The image of Nan Shepherd which now graces a £5 bank note is a curious one. She looks as if she is in fancy-dress as a Native American, or a flapper more concerned with the Charleston than the Cairngorms. In fact, the strange band around her head is a piece of photographic film she hastily wrapped around her brow on a whim, before placing a broach in the middle. It is an image which seems to blur the technological and the primitive, the futuristic and the chthonic, the avant-garde and the elemental. To that extent, it is the perfect image for this strange, inspiring writer. Charlotte Peacock has done an immense service in writing the first full biography of Shepherd. In recent years writers like Robert Macfarlane and Amy Liptrot have been eloquent about the work: but what of the life?
Shepherd was born in 1893, the same year as Wilde wrote A Woman Of No Importance, and she died in 1981, the year Alasdair Gray published Lanark. She wrote three novels – The Quarry Wood in 1928, The Weatherhouse in 1930 and A Pass In The Grampians in 1933 – as well as a collection of poetry, In The Cairngorms in 1934. The rest is silence, except for the remarkable book she is best known for, The Living Mountain, which rested for 30 years in a drawer until its publication in 1977. Most of her life was taken up with teaching at the Aberdeen College of Education, then editing the Aberdeen alumni magazine, then caring for her own housemaid.

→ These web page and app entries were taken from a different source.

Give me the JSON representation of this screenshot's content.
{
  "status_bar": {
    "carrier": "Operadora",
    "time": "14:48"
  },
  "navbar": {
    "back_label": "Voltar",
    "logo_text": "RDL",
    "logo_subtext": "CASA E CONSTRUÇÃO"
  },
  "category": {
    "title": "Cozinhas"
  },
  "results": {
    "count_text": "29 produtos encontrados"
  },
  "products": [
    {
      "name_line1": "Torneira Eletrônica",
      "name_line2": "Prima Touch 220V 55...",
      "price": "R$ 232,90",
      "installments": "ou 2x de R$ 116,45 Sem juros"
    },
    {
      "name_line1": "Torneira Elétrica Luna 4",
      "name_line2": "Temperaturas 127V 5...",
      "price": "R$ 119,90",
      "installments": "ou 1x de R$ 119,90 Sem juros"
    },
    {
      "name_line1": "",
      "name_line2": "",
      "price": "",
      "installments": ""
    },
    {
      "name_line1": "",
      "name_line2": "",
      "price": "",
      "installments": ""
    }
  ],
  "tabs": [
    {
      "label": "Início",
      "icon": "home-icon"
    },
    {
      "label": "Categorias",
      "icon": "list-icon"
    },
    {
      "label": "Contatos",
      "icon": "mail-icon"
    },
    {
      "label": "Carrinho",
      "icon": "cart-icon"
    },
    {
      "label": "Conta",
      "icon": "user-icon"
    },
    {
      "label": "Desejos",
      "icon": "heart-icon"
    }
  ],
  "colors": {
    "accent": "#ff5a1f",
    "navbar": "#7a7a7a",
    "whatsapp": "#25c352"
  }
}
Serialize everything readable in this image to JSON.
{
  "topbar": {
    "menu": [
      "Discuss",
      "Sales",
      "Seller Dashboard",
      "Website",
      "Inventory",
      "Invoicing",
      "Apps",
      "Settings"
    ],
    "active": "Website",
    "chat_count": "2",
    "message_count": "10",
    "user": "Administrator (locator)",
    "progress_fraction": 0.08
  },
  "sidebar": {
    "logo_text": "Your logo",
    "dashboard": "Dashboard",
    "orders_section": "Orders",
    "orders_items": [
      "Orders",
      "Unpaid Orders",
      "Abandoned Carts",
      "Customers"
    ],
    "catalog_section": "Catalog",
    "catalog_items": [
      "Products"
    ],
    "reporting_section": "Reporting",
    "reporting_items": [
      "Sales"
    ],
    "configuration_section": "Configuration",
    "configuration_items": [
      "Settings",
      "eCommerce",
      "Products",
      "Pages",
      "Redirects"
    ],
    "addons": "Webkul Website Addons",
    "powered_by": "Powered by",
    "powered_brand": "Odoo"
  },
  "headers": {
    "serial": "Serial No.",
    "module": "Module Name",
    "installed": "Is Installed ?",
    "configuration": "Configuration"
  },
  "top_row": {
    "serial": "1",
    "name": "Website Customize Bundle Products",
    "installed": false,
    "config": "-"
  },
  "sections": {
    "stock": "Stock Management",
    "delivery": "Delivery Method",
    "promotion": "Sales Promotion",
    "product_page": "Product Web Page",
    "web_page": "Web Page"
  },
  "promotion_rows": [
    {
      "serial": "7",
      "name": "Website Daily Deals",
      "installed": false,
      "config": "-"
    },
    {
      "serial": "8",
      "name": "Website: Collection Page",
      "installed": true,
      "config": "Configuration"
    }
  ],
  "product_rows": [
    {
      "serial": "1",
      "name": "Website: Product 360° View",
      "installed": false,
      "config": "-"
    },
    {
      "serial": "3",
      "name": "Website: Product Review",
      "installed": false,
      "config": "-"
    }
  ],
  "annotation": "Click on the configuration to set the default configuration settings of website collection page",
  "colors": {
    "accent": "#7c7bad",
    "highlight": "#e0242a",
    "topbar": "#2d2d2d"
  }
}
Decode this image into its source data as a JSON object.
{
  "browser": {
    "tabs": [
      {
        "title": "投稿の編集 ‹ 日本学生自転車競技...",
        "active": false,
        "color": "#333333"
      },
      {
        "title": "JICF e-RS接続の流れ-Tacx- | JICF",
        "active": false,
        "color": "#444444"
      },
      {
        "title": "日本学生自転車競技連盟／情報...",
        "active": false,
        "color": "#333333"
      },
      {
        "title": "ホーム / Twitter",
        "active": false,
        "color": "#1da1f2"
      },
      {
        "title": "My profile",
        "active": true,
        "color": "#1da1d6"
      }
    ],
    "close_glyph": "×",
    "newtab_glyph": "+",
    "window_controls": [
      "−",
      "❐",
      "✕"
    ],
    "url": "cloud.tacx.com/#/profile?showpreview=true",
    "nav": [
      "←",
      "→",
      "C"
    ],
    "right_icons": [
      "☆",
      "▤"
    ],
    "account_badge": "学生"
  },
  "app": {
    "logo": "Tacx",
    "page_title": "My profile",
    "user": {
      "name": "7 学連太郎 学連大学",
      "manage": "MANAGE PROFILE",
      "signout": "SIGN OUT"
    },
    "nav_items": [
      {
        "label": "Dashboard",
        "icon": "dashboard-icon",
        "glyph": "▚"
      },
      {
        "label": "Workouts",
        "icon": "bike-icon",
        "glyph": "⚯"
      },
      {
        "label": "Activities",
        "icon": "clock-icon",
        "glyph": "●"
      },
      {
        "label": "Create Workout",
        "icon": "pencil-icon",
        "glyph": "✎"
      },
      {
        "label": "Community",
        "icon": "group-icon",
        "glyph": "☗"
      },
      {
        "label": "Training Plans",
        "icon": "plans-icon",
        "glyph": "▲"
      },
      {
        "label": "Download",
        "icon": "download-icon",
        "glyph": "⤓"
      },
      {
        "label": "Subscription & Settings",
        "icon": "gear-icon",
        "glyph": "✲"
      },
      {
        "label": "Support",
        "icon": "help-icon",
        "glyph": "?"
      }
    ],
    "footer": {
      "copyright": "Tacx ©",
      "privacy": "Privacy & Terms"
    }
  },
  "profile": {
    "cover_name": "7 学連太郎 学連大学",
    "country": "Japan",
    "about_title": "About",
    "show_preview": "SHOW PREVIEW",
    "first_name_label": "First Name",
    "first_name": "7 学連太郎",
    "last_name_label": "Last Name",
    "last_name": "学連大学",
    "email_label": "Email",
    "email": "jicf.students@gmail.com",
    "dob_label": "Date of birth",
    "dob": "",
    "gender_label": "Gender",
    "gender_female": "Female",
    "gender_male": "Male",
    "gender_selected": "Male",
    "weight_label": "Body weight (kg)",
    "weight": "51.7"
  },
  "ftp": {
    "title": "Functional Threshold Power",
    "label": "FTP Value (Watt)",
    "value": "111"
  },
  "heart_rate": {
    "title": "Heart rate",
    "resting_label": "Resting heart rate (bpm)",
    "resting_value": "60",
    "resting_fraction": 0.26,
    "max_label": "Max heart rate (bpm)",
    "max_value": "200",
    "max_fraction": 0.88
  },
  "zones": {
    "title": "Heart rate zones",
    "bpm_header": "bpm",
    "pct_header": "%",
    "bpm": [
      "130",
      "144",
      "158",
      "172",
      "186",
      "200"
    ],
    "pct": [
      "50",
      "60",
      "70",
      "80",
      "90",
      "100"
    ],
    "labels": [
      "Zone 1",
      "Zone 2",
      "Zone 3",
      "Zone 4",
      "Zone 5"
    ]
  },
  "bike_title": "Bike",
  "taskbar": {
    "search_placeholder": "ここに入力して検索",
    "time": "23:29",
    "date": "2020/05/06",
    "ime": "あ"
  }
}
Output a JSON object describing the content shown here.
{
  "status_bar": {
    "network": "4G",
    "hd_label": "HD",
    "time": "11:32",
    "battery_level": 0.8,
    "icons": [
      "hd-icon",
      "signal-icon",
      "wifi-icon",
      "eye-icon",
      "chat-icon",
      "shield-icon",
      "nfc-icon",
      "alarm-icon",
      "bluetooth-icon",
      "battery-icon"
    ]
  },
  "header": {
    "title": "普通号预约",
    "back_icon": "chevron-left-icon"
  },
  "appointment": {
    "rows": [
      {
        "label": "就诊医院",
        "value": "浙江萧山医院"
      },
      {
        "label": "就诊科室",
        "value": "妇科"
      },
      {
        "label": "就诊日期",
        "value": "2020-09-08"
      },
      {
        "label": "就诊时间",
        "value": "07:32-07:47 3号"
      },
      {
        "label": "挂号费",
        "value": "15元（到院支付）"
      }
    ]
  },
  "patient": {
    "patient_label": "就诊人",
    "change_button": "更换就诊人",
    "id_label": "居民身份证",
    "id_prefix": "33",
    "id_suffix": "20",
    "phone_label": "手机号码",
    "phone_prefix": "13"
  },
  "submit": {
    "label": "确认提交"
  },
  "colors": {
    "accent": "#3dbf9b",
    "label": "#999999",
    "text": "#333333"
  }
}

Any biography of Shepherd faces a particular challenge – why the cessation? Peacock shows that she did continue writing, but these are works of an occasional and transient nature. Why did the woman who was called Scotland’s equivalent to Virginia Woolf or Thomas Hardy keep schtum?
Her own answer was that she didn’t write unless she felt she needed to write, and smacks of 60 sorts of bogus. She was, after all, involved with the Scottish Literary Renaissance in many ways, lecturing on Hugh MacDiarmid, corresponding with Jessie Kesson and befriending Neil Gunn. She was instrumental in the establishment of Scottish PEN and the Saltire Society – it is not as if she forewent the literary culture of the day. It was not as if her one possible romance – a possibly consummated, possibly unconsummated desire for the philosopher John Macmurray (Tony Blair’s favourite philosopher, by the way, and an ambiguous exponent of open relationships) stifled her writings; most indeed come afterwards.
Reading this detailed and sensitive work, there are multiple possibilities. She may well have been wounded by Lewis Grassic Gibbon’s caustic review of her third novel. She may have been fulfilling her sense that words are inadequate things to convey the deepest of experiences: the mountain itself will always, in a Zen way, outstrip the adverb. It might be that the rejection of The Living Mountain undermined her. Yet it may also be that her operation for a thyroidal problem in 1947 was botched. Afterwards she wrote to Gunn, “To find I couldn’t believe in mind anymore – in something that was independent of the flesh and its mysteries – shook me very badly.” It is the most intimate letter she wrote.
Part of the joy of this book is seeing unpublished poems and letters and variant versions; it is a genuine gift to the reader to allow a keek into a very private life. The use of Shepherd’s commonplace books is excellent, and learning things like the fact that she transcribed Emily Dickinson’s poem with the line “Behind the hill is sorcery” deepens the reader’s understanding of Shepherd’s work. The downside is that there is a biography-ish quality to parts of it, with too many “we cannot know”s, ephemera about childhood school competitions and rather abstruse details about whose brother-in-law’s sister married which of the available siblings.
If Shepherd’s work is now again in vogue, it is almost against itself. When I recently re-read The Living Mountain what struck me most was how peopled the wilderness was. It was a place of crashed planes and indignant tree-fellers. In her hands, although it is transformed, it is the opposite of pristine. Shepherd, curious about non-Abrahamic religions, seeks to pierce, to puncture, to penetrate the material realness of the world to find the beyondness of it. She is one of the best writers at conveying the ineffable – she puts into words the wordless like no other. In a way, this biography puts her silence in front of her words, wisely.
This is a necessary book, and there is so much detail – those vagrant notes from the anthology of a child’s early sentences, the snappy but sharp letters, the awful position of “surplus women” after the First World War, when a “catch” was more than necessary and how one might negotiate that dilemma – that this will be a standard volume for the time being. But as Shepherd knew, knowing a thing and being a thing are different propositions. Peacock has done admirable work here: now let the critics loose to find all the subtleties and ambiguities and contradictions in the work.
*Into The Mountain: A Life Of Nan Shepherd, y Charlotte Peacock, Galileo Publishing, £20